|Smokey||Refers to the flavor a tea acquires from being "fired" (dried) over smokey flames, imparting a woodsy or smoked flavor.|
|Spicy||A fragrance or flavor reminiscent of spices like cinnamon, black pepper or clove. Can be a natural attribute of the tealeaves themselves, or a result of added spices in the case of blended teas.|
|Stale||Tea that has an unpleasant, flat, lifeless or "off" taste because it is old or has been stored in damp conditions.|
|Sweet||Free from excessive acidity. A pleasant flavor or aftertaste on the tip of the tongue; suggestive of honey, sugar or licorice root.|
|Tannin||A natural substance found in plants that imparts a puckery mouth feel and produces the structure and texture in many teas.|
|Tart||An intensely sharp sensation along the sides of the tongue. This can be a positive or negative trait depending on the type of tea and the intensity. For example, hibiscus leaves are prized for their natural, exceptionally tart flavor.|

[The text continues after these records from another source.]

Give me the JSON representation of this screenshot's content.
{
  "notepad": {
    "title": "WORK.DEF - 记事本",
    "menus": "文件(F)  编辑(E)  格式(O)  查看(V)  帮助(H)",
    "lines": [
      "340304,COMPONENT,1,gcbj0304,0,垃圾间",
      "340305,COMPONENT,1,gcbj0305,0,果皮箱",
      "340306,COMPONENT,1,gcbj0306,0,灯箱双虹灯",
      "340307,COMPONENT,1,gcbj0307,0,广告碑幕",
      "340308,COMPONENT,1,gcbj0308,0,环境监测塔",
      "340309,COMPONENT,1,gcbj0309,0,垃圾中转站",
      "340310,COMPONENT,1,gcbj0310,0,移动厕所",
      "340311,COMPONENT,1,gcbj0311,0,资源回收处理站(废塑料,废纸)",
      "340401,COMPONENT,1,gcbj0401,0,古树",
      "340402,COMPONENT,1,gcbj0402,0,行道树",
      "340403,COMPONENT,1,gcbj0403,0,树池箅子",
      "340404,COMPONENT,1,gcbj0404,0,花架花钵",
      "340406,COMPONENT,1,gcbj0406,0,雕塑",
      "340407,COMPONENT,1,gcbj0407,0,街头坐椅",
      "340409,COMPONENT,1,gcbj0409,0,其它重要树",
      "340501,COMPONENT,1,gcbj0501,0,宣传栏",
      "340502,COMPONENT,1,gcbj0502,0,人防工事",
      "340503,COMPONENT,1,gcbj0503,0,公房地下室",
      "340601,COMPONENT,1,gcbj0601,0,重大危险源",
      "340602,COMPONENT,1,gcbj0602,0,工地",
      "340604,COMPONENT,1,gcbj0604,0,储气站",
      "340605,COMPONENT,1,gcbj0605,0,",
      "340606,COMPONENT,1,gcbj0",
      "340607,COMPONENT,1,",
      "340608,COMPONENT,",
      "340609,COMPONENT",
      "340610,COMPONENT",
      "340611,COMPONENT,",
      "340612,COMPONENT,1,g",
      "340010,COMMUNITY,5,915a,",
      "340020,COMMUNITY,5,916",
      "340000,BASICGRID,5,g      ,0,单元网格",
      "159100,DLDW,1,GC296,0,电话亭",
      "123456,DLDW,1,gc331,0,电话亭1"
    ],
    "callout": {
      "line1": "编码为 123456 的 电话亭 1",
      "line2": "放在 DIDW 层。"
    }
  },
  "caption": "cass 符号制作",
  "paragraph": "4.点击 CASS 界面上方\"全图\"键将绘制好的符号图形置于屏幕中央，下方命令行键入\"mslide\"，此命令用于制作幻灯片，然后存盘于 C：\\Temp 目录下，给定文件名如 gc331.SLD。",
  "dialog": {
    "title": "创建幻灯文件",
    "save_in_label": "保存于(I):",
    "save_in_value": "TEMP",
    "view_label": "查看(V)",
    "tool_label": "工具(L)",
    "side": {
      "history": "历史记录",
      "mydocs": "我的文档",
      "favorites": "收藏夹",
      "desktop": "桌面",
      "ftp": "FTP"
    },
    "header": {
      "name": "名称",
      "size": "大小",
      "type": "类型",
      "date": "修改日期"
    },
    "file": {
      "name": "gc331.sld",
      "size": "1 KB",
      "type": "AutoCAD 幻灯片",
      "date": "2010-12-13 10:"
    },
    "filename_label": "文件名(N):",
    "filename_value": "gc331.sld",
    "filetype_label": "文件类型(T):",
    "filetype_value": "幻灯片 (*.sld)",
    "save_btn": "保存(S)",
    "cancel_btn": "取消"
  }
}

|Thick||Tea that has good body as opposed to being thin. Black teas often produce a thick liquor with a heavy, dense texture quality.|
|Thin||Tea that lacks body. This is not necessarily a bad trait, as certain teas (such as Darjeeling or some white teas) are celebrated for their thin yet flavoury liquors. However, teas from Assam should never have a thin liquor.|
|Tippy||Having a consistent amount of golden or silver color on the tips of the leaves, indicating fine plucking.|
|Vanilla||Having a sweet flavor suggestive of vanilla beans or vanilla extract/flavor.|
|Vigorous||A firm, flavor-forward quality.|
|Weak||A tea lacking in character.|
|Weedy||A flavor suggestive of wet hay or straw.|
|Winey||A mellow, complex character developed by mature Darjeelings and Chinese black teas.|
|Woodsy||An aroma or flavor reminiscent of tree bark, cedar, pine or oak.|
|Yeasty||An aroma or flavor suggestive of baked bread.|